Activity — Print every line below without adding or leaving out a single word.

Input data —
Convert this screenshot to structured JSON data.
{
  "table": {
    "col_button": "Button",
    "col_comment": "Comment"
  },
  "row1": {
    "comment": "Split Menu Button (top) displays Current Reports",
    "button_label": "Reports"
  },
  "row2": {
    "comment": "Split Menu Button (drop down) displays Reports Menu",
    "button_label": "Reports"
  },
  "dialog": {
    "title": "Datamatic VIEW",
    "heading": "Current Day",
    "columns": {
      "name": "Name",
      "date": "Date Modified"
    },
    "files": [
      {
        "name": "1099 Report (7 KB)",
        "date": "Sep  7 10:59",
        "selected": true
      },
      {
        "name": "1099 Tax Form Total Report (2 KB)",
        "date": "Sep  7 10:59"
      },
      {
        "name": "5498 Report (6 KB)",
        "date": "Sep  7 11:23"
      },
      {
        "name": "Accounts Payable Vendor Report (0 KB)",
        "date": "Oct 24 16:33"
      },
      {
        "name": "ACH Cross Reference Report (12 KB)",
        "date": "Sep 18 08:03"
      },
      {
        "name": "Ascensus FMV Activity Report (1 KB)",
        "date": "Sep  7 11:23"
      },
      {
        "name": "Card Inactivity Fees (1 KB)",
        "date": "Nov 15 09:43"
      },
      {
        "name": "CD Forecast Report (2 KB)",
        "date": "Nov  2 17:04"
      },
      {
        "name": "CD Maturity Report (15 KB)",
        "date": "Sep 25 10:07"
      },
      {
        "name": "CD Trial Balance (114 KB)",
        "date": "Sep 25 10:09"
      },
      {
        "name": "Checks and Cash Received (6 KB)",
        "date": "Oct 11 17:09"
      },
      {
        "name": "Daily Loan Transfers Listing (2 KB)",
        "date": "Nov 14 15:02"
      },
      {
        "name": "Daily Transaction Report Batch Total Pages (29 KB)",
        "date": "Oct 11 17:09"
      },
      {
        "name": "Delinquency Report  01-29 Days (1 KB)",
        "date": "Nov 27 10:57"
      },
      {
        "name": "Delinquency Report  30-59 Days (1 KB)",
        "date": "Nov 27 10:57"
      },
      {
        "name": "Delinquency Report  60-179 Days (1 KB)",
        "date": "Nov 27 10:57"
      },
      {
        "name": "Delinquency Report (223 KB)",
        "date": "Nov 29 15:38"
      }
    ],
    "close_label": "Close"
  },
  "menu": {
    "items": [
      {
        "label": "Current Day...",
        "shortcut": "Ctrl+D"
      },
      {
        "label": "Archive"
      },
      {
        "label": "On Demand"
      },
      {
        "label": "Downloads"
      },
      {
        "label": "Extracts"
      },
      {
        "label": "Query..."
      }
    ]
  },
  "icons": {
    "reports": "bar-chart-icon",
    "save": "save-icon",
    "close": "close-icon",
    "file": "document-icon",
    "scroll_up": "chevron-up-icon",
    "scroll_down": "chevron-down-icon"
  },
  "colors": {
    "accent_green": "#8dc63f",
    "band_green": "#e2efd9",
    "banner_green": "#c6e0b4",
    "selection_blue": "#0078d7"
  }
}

Exercise answer —
Convert this screenshot to structured JSON data.
{
  "table": {
    "col_button": "Button",
    "col_comment": "Comment"
  },
  "row1": {
    "comment": "Split Menu Button (top) displays Current Reports",
    "button_label": "Reports"
  },
  "row2": {
    "comment": "Split Menu Button (drop down) displays Reports Menu",
    "button_label": "Reports"
  },
  "dialog": {
    "title": "Datamatic VIEW",
    "heading": "Current Day",
    "columns": {
      "name": "Name",
      "date": "Date Modified"
    },
    "files": [
      {
        "name": "1099 Report (7 KB)",
        "date": "Sep  7 10:59",
        "selected": true
      },
      {
        "name": "1099 Tax Form Total Report (2 KB)",
        "date": "Sep  7 10:59"
      },
      {
        "name": "5498 Report (6 KB)",
        "date": "Sep  7 11:23"
      },
      {
        "name": "Accounts Payable Vendor Report (0 KB)",
        "date": "Oct 24 16:33"
      },
      {
        "name": "ACH Cross Reference Report (12 KB)",
        "date": "Sep 18 08:03"
      },
      {
        "name": "Ascensus FMV Activity Report (1 KB)",
        "date": "Sep  7 11:23"
      },
      {
        "name": "Card Inactivity Fees (1 KB)",
        "date": "Nov 15 09:43"
      },
      {
        "name": "CD Forecast Report (2 KB)",
        "date": "Nov  2 17:04"
      },
      {
        "name": "CD Maturity Report (15 KB)",
        "date": "Sep 25 10:07"
      },
      {
        "name": "CD Trial Balance (114 KB)",
        "date": "Sep 25 10:09"
      },
      {
        "name": "Checks and Cash Received (6 KB)",
        "date": "Oct 11 17:09"
      },
      {
        "name": "Daily Loan Transfers Listing (2 KB)",
        "date": "Nov 14 15:02"
      },
      {
        "name": "Daily Transaction Report Batch Total Pages (29 KB)",
        "date": "Oct 11 17:09"
      },
      {
        "name": "Delinquency Report  01-29 Days (1 KB)",
        "date": "Nov 27 10:57"
      },
      {
        "name": "Delinquency Report  30-59 Days (1 KB)",
        "date": "Nov 27 10:57"
      },
      {
        "name": "Delinquency Report  60-179 Days (1 KB)",
        "date": "Nov 27 10:57"
      },
      {
        "name": "Delinquency Report (223 KB)",
        "date": "Nov 29 15:38"
      }
    ],
    "close_label": "Close"
  },
  "menu": {
    "items": [
      {
        "label": "Current Day...",
        "shortcut": "Ctrl+D"
      },
      {
        "label": "Archive"
      },
      {
        "label": "On Demand"
      },
      {
        "label": "Downloads"
      },
      {
        "label": "Extracts"
      },
      {
        "label": "Query..."
      }
    ]
  },
  "icons": {
    "reports": "bar-chart-icon",
    "save": "save-icon",
    "close": "close-icon",
    "file": "document-icon",
    "scroll_up": "chevron-up-icon",
    "scroll_down": "chevron-down-icon"
  },
  "colors": {
    "accent_green": "#8dc63f",
    "band_green": "#e2efd9",
    "banner_green": "#c6e0b4",
    "selection_blue": "#0078d7"
  }
}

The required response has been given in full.